Ugly To Start With is a collection of interrelated short stories following Jason Stevens, a teenager growing up in 1970s Virginia. It is quite unusual to get short stories in YA, though the Merry Sisters of Fate have an excellent website devoted to short stories, beyond paranormal anthologies containing several already highly successful novelists so this was a really pleasant surprise. Cummings has won several awards for his writing and there is no question as to the quality of his prose. There is something inherently nostalgic about it and a sense of lyrical poetry, even in the moments with simple language. This is definitely Literary YA writing. Perhaps because of this more lyrical prose, there is the one small difficulty I had with the book: at times it felt more like an adult than a YA novel. I think this […]
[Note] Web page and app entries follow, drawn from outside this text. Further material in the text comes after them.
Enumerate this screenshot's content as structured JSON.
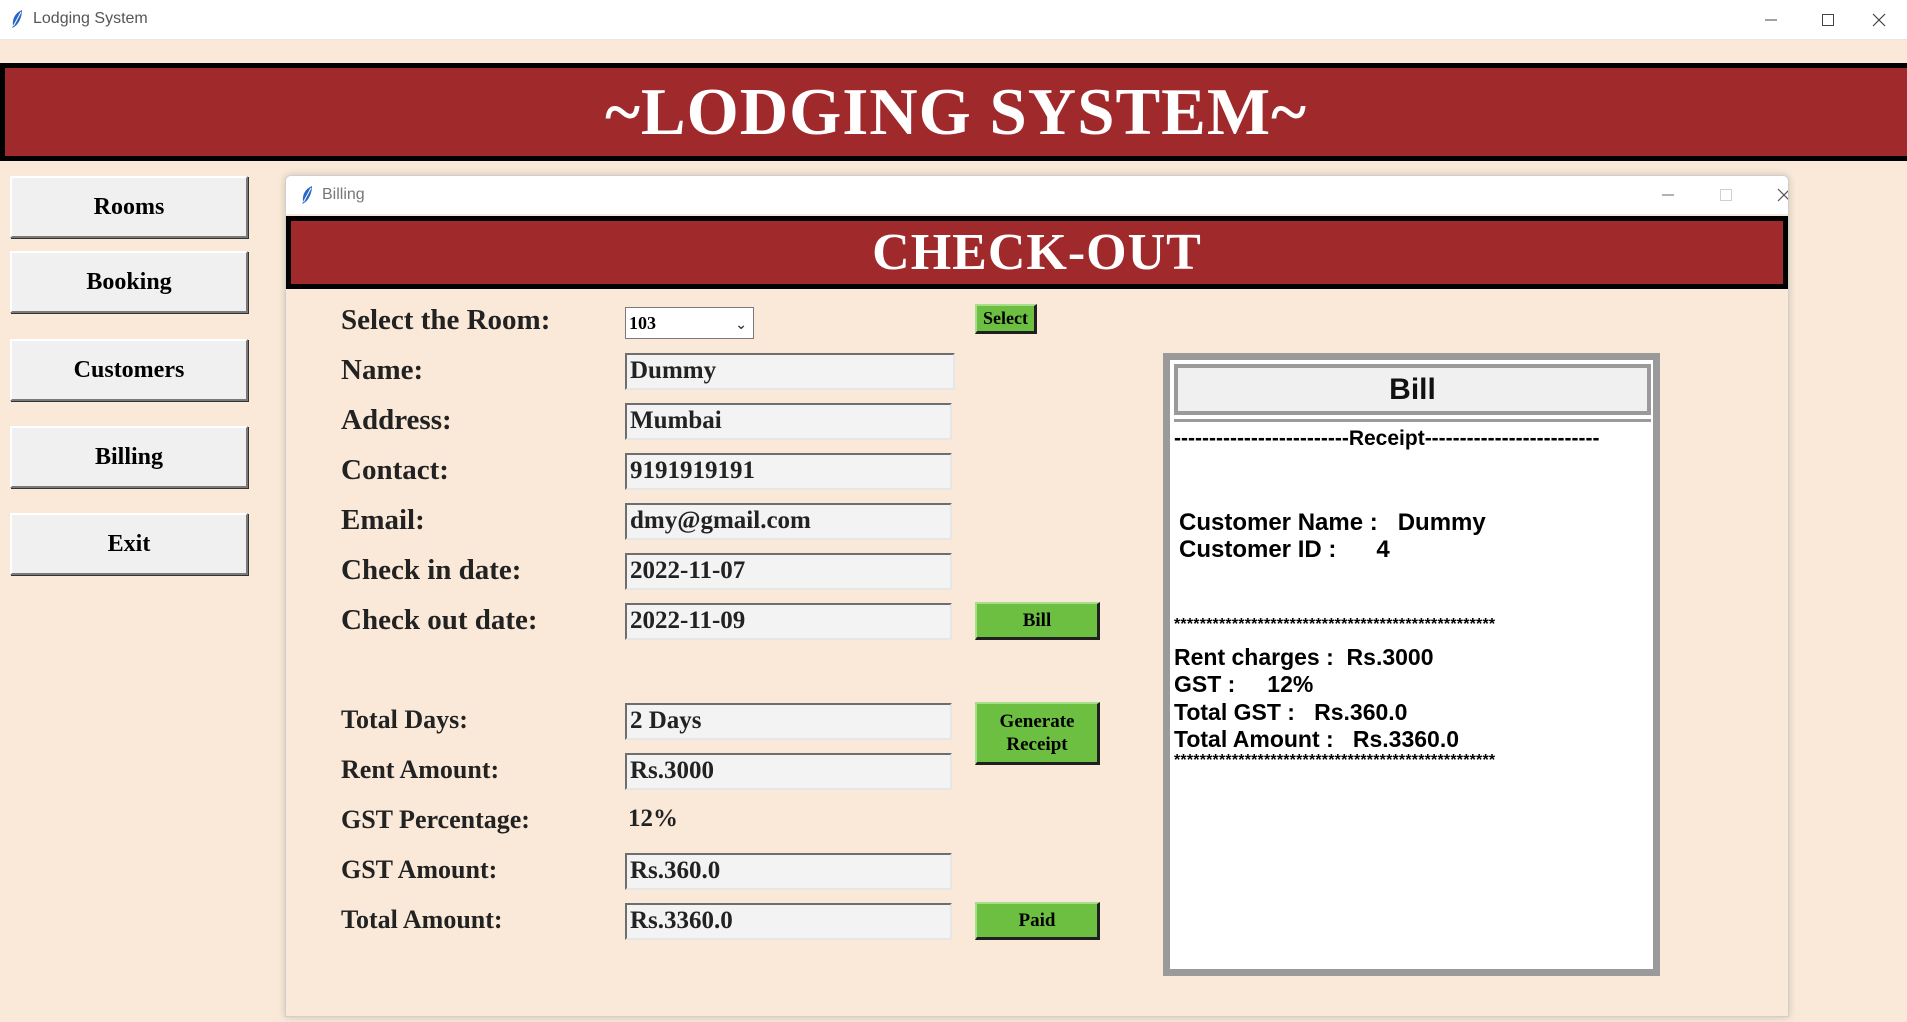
{
  "app": {
    "title": "Lodging System",
    "banner": "~LODGING SYSTEM~"
  },
  "window_controls": {
    "minimize": "—",
    "maximize": "☐",
    "close": "✕"
  },
  "nav": [
    {
      "label": "Rooms"
    },
    {
      "label": "Booking"
    },
    {
      "label": "Customers"
    },
    {
      "label": "Billing"
    },
    {
      "label": "Exit"
    }
  ],
  "billing": {
    "window_title": "Billing",
    "banner": "CHECK-OUT",
    "room": {
      "label": "Select the Room:",
      "value": "103"
    },
    "select_button": "Select",
    "fields": {
      "name": {
        "label": "Name:",
        "value": "Dummy"
      },
      "address": {
        "label": "Address:",
        "value": "Mumbai"
      },
      "contact": {
        "label": "Contact:",
        "value": "9191919191"
      },
      "email": {
        "label": "Email:",
        "value": "dmy@gmail.com"
      },
      "checkin": {
        "label": "Check in date:",
        "value": "2022-11-07"
      },
      "checkout": {
        "label": "Check out date:",
        "value": "2022-11-09"
      },
      "total_days": {
        "label": "Total Days:",
        "value": "2 Days"
      },
      "rent_amount": {
        "label": "Rent Amount:",
        "value": "Rs.3000"
      },
      "gst_percentage": {
        "label": "GST Percentage:",
        "value": "12%"
      },
      "gst_amount": {
        "label": "GST Amount:",
        "value": "Rs.360.0"
      },
      "total_amount": {
        "label": "Total Amount:",
        "value": "Rs.3360.0"
      }
    },
    "bill_button": "Bill",
    "receipt_button_line1": "Generate",
    "receipt_button_line2": "Receipt",
    "paid_button": "Paid"
  },
  "bill": {
    "header": "Bill",
    "receipt_line": "-------------------------Receipt-------------------------",
    "customer_name": "Customer Name :   Dummy",
    "customer_id": "Customer ID :      4",
    "stars": "**************************************************",
    "rent_charges": "Rent charges :  Rs.3000",
    "gst": "GST :     12%",
    "total_gst": "Total GST :   Rs.360.0",
    "total_amount": "Total Amount :   Rs.3360.0",
    "stars_bottom": "**************************************************"
  },
  "colors": {
    "banner": "#a0292c",
    "background": "#fae9d8",
    "button_green": "#6cbf41"
  },
  "icons": [
    "feather-icon",
    "minimize-icon",
    "maximize-icon",
    "close-icon",
    "chevron-down-icon"
  ]
}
The Clockwork Prince is the sophomore novel of Cassandra Clare’s new series Infernal Devices. Set in Victorian England, it tells the story of Theresa “Tessa” Gray, a ‘warlock’ with no mark, who after the events of the first novel lives in the Institute with Shadowhunters. It’s always a challenge to write in a setting and/or time you don’t live in and Clare has bravely attempted both. Her research definitely shows as she mentions fashions and even street names of Victorian London. However, at times I felt the dialogue was too modern and punchy, and at times too American. Before you take this a indictment of the book however, it is worth noting that as a writer for a YA audience sustaining the language and customs of the time is difficult. We’re more self-aware now, more outspoken and bold and able […]
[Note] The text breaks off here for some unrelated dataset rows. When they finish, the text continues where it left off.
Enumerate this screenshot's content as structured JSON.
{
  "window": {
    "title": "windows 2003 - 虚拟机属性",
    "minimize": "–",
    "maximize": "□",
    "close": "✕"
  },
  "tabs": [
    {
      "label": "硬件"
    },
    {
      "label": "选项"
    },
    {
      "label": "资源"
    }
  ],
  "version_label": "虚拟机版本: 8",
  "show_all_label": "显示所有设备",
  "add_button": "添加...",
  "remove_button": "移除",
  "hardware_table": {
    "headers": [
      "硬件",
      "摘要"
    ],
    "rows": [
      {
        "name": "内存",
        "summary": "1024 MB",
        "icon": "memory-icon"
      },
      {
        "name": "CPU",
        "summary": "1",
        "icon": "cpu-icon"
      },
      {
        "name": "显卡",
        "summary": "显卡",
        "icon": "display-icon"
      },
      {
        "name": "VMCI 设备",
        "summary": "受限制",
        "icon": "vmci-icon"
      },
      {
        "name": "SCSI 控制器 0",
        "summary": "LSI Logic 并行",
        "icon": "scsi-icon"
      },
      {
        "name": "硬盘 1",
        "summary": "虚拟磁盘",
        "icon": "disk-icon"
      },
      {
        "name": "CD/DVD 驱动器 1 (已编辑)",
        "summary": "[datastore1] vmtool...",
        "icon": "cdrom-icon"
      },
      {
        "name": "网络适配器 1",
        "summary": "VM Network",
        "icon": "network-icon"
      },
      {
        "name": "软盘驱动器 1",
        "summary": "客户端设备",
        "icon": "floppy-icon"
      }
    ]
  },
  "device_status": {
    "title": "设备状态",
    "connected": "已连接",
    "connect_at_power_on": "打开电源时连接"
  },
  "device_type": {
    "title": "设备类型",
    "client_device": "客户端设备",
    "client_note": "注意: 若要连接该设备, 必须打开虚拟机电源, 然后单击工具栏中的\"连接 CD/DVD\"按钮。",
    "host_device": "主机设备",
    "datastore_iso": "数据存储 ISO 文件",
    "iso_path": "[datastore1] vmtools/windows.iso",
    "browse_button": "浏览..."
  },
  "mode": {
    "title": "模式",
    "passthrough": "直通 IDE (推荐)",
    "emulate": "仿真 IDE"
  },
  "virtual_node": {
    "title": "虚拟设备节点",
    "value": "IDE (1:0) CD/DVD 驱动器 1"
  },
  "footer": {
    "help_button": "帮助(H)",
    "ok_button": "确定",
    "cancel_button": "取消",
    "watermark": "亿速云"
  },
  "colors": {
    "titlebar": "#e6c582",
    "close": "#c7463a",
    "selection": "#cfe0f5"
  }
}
Summary from www.goodreads.com: Beatrice “Tris” Prior has reached the fateful age of sixteen, the stage at which teenagers in Veronica Roth’s dystopian Chicago must select which of five factions to join for life. Each faction represents a virtue: Candor, Abnegation, Dauntless, Amity, and Erudite. To the surprise of herself and her selfless Abnegation family, she chooses Dauntless, the path of courage. Her choice exposes her to the demanding, violent initiation rites of this group, but it also threatens to expose a personal secret that could place her in mortal danger. Veronica Roth’s young adult Divergent trilogy launches with a captivating adventure about love and loyalty playing out under most extreme circumstances. It is rare to find a book that just hours after reading you already want to start again; for me, Divergent was one of these novels. Dystopian YA is […]
The majority of these are over five years old from when I was technically a younger teen, some even more so, but these are the books that have influenced my writing and I deeply enjoyed. I hope you enjoy the list, and please feel free to comment with any of your own. 1. Speak-Laurie Halse Anderson. This book was one of those that had an incredibly profound effect on me as a teenager, it is relatable, tragic, realistic and beautifully written. Even though I had not endured what Melinda had, there was something of the everygirl in there you could relate to- not fitting in, depression, teachers who didn’t like you, etc. The style is beautiful and I simply adored this book. When I found out it was challenged in the states in schools, I was fuming as this is […]
Just a quick post to say Chooseya has an account at goodreads now so feel free to friend this. I am still deciding whether to cross post all of my reviews so any opinions on that will be considered. ChooseYA Goodreads I am currently working on a post my top ten YA books of all time and also Lucy’s Epically Awesome Christmas Recommendations so keep checking in. Lucy